The task: Print each record exactly as it appears, but drop the images.

[Items from an interface collection]
^^^^^^^^^^^^^^^^
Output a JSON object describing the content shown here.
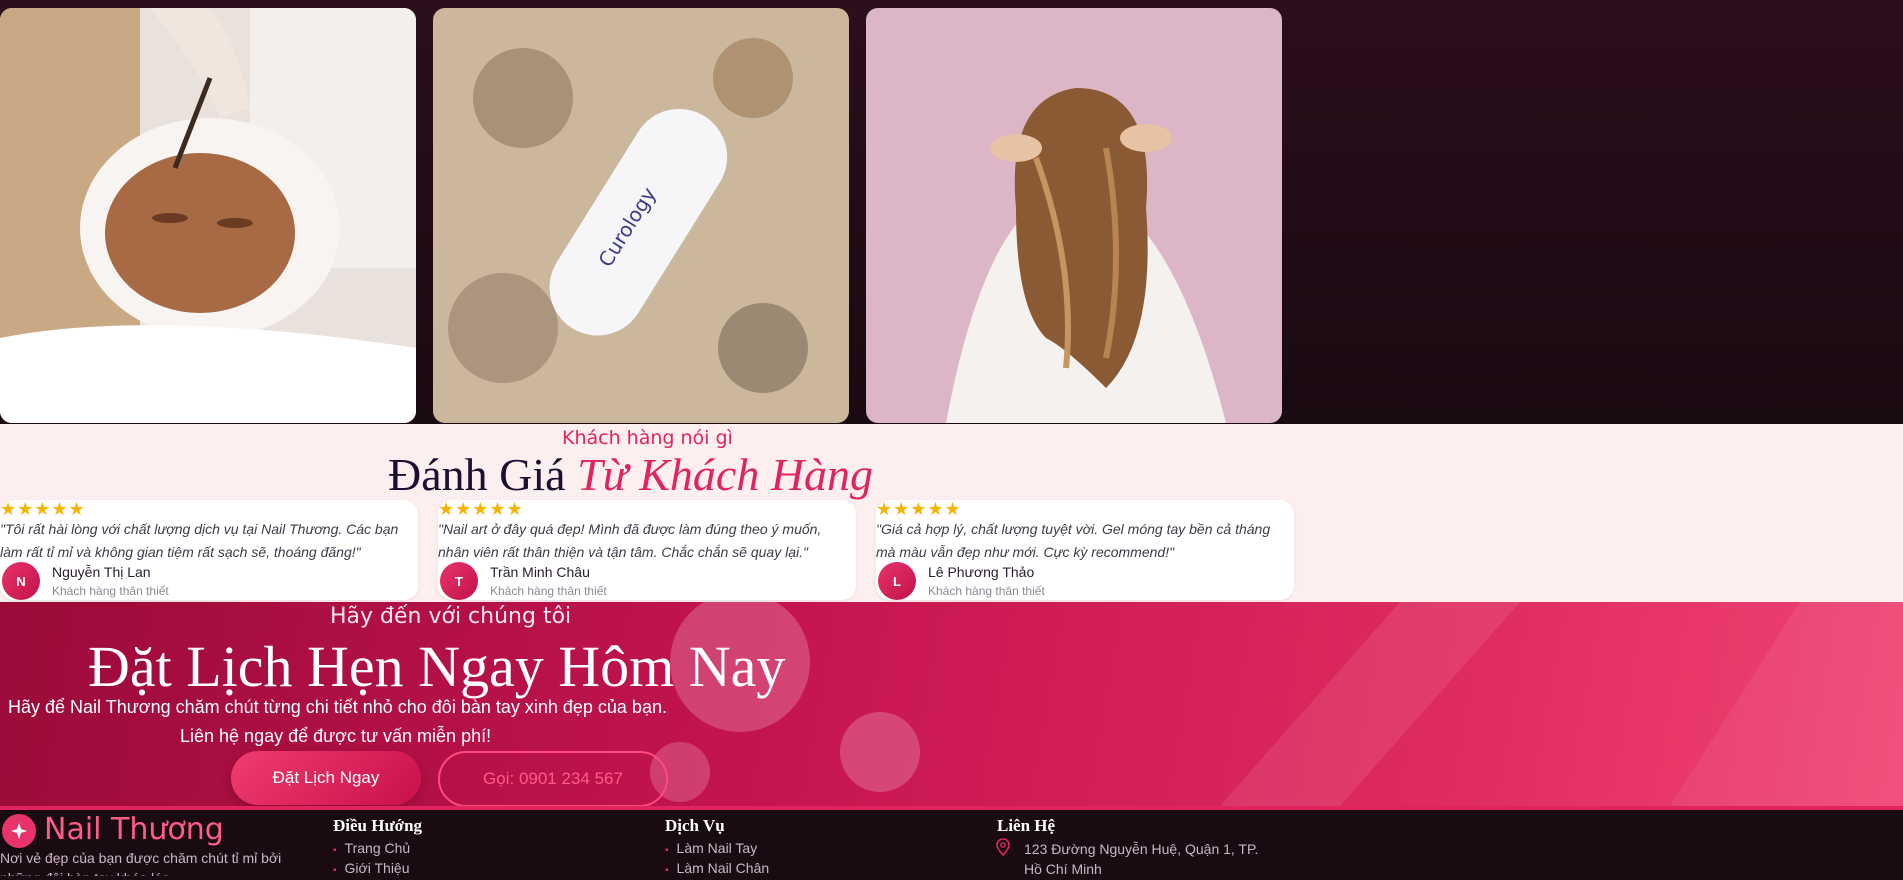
{
  "gallery": {
    "images": [
      {
        "alt": "Facial mask treatment"
      },
      {
        "alt": "Skincare product on sand"
      },
      {
        "alt": "Woman with long wavy hair"
      }
    ],
    "product_brand": "Curology"
  },
  "reviews": {
    "eyebrow": "Khách hàng nói gì",
    "title_plain": "Đánh Giá",
    "title_accent": "Từ Khách Hàng",
    "stars": "★★★★★",
    "items": [
      {
        "quote": "\"Tôi rất hài lòng với chất lượng dịch vụ tại Nail Thương. Các bạn làm rất tỉ mỉ và không gian tiệm rất sạch sẽ, thoáng đãng!\"",
        "initial": "N",
        "name": "Nguyễn Thị Lan",
        "role": "Khách hàng thân thiết"
      },
      {
        "quote": "\"Nail art ở đây quá đẹp! Mình đã được làm đúng theo ý muốn, nhân viên rất thân thiện và tận tâm. Chắc chắn sẽ quay lại.\"",
        "initial": "T",
        "name": "Trần Minh Châu",
        "role": "Khách hàng thân thiết"
      },
      {
        "quote": "\"Giá cả hợp lý, chất lượng tuyệt vời. Gel móng tay bền cả tháng mà màu vẫn đẹp như mới. Cực kỳ recommend!\"",
        "initial": "L",
        "name": "Lê Phương Thảo",
        "role": "Khách hàng thân thiết"
      }
    ]
  },
  "cta": {
    "subtitle": "Hãy đến với chúng tôi",
    "title": "Đặt Lịch Hẹn Ngay Hôm Nay",
    "desc_line1": "Hãy để Nail Thương chăm chút từng chi tiết nhỏ cho đôi bàn tay xinh đẹp của bạn.",
    "desc_line2": "Liên hệ ngay để được tư vấn miễn phí!",
    "primary_label": "Đặt Lịch Ngay",
    "secondary_label": "Gọi: 0901 234 567"
  },
  "footer": {
    "brand": "Nail Thương",
    "tagline": "Nơi vẻ đẹp của bạn được chăm chút tỉ mỉ bởi những đôi bàn tay khéo léo",
    "nav_heading": "Điều Hướng",
    "nav_links": [
      "Trang Chủ",
      "Giới Thiệu"
    ],
    "services_heading": "Dịch Vụ",
    "services_links": [
      "Làm Nail Tay",
      "Làm Nail Chân"
    ],
    "contact_heading": "Liên Hệ",
    "address": "123 Đường Nguyễn Huệ, Quận 1, TP. Hồ Chí Minh"
  },
  "colors": {
    "accent": "#e0245e",
    "star": "#f5b400",
    "dark_bg": "#1a0b12",
    "reviews_bg": "#fdeef0"
  }
}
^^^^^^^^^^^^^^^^
Exercise output:
Output a JSON object describing the content shown here.
{
  "gallery": {
    "images": [
      {
        "alt": "Facial mask treatment"
      },
      {
        "alt": "Skincare product on sand"
      },
      {
        "alt": "Woman with long wavy hair"
      }
    ],
    "product_brand": "Curology"
  },
  "reviews": {
    "eyebrow": "Khách hàng nói gì",
    "title_plain": "Đánh Giá",
    "title_accent": "Từ Khách Hàng",
    "stars": "★★★★★",
    "items": [
      {
        "quote": "\"Tôi rất hài lòng với chất lượng dịch vụ tại Nail Thương. Các bạn làm rất tỉ mỉ và không gian tiệm rất sạch sẽ, thoáng đãng!\"",
        "initial": "N",
        "name": "Nguyễn Thị Lan",
        "role": "Khách hàng thân thiết"
      },
      {
        "quote": "\"Nail art ở đây quá đẹp! Mình đã được làm đúng theo ý muốn, nhân viên rất thân thiện và tận tâm. Chắc chắn sẽ quay lại.\"",
        "initial": "T",
        "name": "Trần Minh Châu",
        "role": "Khách hàng thân thiết"
      },
      {
        "quote": "\"Giá cả hợp lý, chất lượng tuyệt vời. Gel móng tay bền cả tháng mà màu vẫn đẹp như mới. Cực kỳ recommend!\"",
        "initial": "L",
        "name": "Lê Phương Thảo",
        "role": "Khách hàng thân thiết"
      }
    ]
  },
  "cta": {
    "subtitle": "Hãy đến với chúng tôi",
    "title": "Đặt Lịch Hẹn Ngay Hôm Nay",
    "desc_line1": "Hãy để Nail Thương chăm chút từng chi tiết nhỏ cho đôi bàn tay xinh đẹp của bạn.",
    "desc_line2": "Liên hệ ngay để được tư vấn miễn phí!",
    "primary_label": "Đặt Lịch Ngay",
    "secondary_label": "Gọi: 0901 234 567"
  },
  "footer": {
    "brand": "Nail Thương",
    "tagline": "Nơi vẻ đẹp của bạn được chăm chút tỉ mỉ bởi những đôi bàn tay khéo léo",
    "nav_heading": "Điều Hướng",
    "nav_links": [
      "Trang Chủ",
      "Giới Thiệu"
    ],
    "services_heading": "Dịch Vụ",
    "services_links": [
      "Làm Nail Tay",
      "Làm Nail Chân"
    ],
    "contact_heading": "Liên Hệ",
    "address": "123 Đường Nguyễn Huệ, Quận 1, TP. Hồ Chí Minh"
  },
  "colors": {
    "accent": "#e0245e",
    "star": "#f5b400",
    "dark_bg": "#1a0b12",
    "reviews_bg": "#fdeef0"
  }
}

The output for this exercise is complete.